AIM OF THE TASK: Output the data below exactly, down to the last character.

PROVIDED INFORMATION:
=====
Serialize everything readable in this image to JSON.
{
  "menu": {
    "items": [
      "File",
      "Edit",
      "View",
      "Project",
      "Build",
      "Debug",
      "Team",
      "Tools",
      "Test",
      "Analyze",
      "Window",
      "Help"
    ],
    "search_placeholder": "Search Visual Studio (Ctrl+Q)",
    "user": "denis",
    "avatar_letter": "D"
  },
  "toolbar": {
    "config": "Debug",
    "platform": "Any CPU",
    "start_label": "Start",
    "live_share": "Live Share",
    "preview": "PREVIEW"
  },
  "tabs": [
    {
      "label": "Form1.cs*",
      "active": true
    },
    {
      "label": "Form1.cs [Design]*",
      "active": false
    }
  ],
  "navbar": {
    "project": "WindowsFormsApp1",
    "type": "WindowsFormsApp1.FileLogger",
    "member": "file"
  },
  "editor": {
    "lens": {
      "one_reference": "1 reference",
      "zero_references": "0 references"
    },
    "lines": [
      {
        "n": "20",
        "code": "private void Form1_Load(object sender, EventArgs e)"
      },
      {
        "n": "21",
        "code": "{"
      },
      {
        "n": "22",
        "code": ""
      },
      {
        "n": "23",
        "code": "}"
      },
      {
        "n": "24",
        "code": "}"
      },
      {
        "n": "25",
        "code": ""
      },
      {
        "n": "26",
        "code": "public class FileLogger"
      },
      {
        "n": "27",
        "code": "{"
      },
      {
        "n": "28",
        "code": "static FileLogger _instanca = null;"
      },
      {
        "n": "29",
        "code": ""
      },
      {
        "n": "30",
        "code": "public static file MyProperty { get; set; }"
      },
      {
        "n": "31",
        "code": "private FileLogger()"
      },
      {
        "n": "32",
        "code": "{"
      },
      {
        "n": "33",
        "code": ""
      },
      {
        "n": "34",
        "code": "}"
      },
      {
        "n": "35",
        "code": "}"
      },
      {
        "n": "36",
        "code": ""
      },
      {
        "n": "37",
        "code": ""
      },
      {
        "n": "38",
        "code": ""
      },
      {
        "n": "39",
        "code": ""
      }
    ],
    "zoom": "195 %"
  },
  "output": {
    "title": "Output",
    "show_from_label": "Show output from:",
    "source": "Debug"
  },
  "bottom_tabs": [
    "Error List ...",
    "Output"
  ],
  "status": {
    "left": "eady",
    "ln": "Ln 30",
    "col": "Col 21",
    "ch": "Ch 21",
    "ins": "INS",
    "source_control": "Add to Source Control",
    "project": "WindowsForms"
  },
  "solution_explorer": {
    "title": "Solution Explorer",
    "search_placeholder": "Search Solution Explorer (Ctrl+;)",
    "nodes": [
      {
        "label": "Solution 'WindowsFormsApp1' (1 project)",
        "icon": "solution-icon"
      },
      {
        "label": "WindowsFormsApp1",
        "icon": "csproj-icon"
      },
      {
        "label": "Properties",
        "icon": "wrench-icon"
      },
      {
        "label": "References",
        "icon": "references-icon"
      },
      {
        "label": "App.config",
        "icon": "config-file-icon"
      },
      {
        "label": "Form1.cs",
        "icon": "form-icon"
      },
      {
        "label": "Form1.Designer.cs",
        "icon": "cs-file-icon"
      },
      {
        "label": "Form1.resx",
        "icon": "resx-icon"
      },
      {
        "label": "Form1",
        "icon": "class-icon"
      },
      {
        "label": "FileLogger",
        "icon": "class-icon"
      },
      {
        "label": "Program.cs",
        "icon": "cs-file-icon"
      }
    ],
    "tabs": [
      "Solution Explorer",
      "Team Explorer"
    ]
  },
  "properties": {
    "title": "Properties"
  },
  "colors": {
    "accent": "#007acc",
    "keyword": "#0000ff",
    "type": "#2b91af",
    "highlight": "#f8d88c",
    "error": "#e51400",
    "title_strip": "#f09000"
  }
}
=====
EXPECTED OUTPUT:
Serialize everything readable in this image to JSON.
{
  "menu": {
    "items": [
      "File",
      "Edit",
      "View",
      "Project",
      "Build",
      "Debug",
      "Team",
      "Tools",
      "Test",
      "Analyze",
      "Window",
      "Help"
    ],
    "search_placeholder": "Search Visual Studio (Ctrl+Q)",
    "user": "denis",
    "avatar_letter": "D"
  },
  "toolbar": {
    "config": "Debug",
    "platform": "Any CPU",
    "start_label": "Start",
    "live_share": "Live Share",
    "preview": "PREVIEW"
  },
  "tabs": [
    {
      "label": "Form1.cs*",
      "active": true
    },
    {
      "label": "Form1.cs [Design]*",
      "active": false
    }
  ],
  "navbar": {
    "project": "WindowsFormsApp1",
    "type": "WindowsFormsApp1.FileLogger",
    "member": "file"
  },
  "editor": {
    "lens": {
      "one_reference": "1 reference",
      "zero_references": "0 references"
    },
    "lines": [
      {
        "n": "20",
        "code": "private void Form1_Load(object sender, EventArgs e)"
      },
      {
        "n": "21",
        "code": "{"
      },
      {
        "n": "22",
        "code": ""
      },
      {
        "n": "23",
        "code": "}"
      },
      {
        "n": "24",
        "code": "}"
      },
      {
        "n": "25",
        "code": ""
      },
      {
        "n": "26",
        "code": "public class FileLogger"
      },
      {
        "n": "27",
        "code": "{"
      },
      {
        "n": "28",
        "code": "static FileLogger _instanca = null;"
      },
      {
        "n": "29",
        "code": ""
      },
      {
        "n": "30",
        "code": "public static file MyProperty { get; set; }"
      },
      {
        "n": "31",
        "code": "private FileLogger()"
      },
      {
        "n": "32",
        "code": "{"
      },
      {
        "n": "33",
        "code": ""
      },
      {
        "n": "34",
        "code": "}"
      },
      {
        "n": "35",
        "code": "}"
      },
      {
        "n": "36",
        "code": ""
      },
      {
        "n": "37",
        "code": ""
      },
      {
        "n": "38",
        "code": ""
      },
      {
        "n": "39",
        "code": ""
      }
    ],
    "zoom": "195 %"
  },
  "output": {
    "title": "Output",
    "show_from_label": "Show output from:",
    "source": "Debug"
  },
  "bottom_tabs": [
    "Error List ...",
    "Output"
  ],
  "status": {
    "left": "eady",
    "ln": "Ln 30",
    "col": "Col 21",
    "ch": "Ch 21",
    "ins": "INS",
    "source_control": "Add to Source Control",
    "project": "WindowsForms"
  },
  "solution_explorer": {
    "title": "Solution Explorer",
    "search_placeholder": "Search Solution Explorer (Ctrl+;)",
    "nodes": [
      {
        "label": "Solution 'WindowsFormsApp1' (1 project)",
        "icon": "solution-icon"
      },
      {
        "label": "WindowsFormsApp1",
        "icon": "csproj-icon"
      },
      {
        "label": "Properties",
        "icon": "wrench-icon"
      },
      {
        "label": "References",
        "icon": "references-icon"
      },
      {
        "label": "App.config",
        "icon": "config-file-icon"
      },
      {
        "label": "Form1.cs",
        "icon": "form-icon"
      },
      {
        "label": "Form1.Designer.cs",
        "icon": "cs-file-icon"
      },
      {
        "label": "Form1.resx",
        "icon": "resx-icon"
      },
      {
        "label": "Form1",
        "icon": "class-icon"
      },
      {
        "label": "FileLogger",
        "icon": "class-icon"
      },
      {
        "label": "Program.cs",
        "icon": "cs-file-icon"
      }
    ],
    "tabs": [
      "Solution Explorer",
      "Team Explorer"
    ]
  },
  "properties": {
    "title": "Properties"
  },
  "colors": {
    "accent": "#007acc",
    "keyword": "#0000ff",
    "type": "#2b91af",
    "highlight": "#f8d88c",
    "error": "#e51400",
    "title_strip": "#f09000"
  }
}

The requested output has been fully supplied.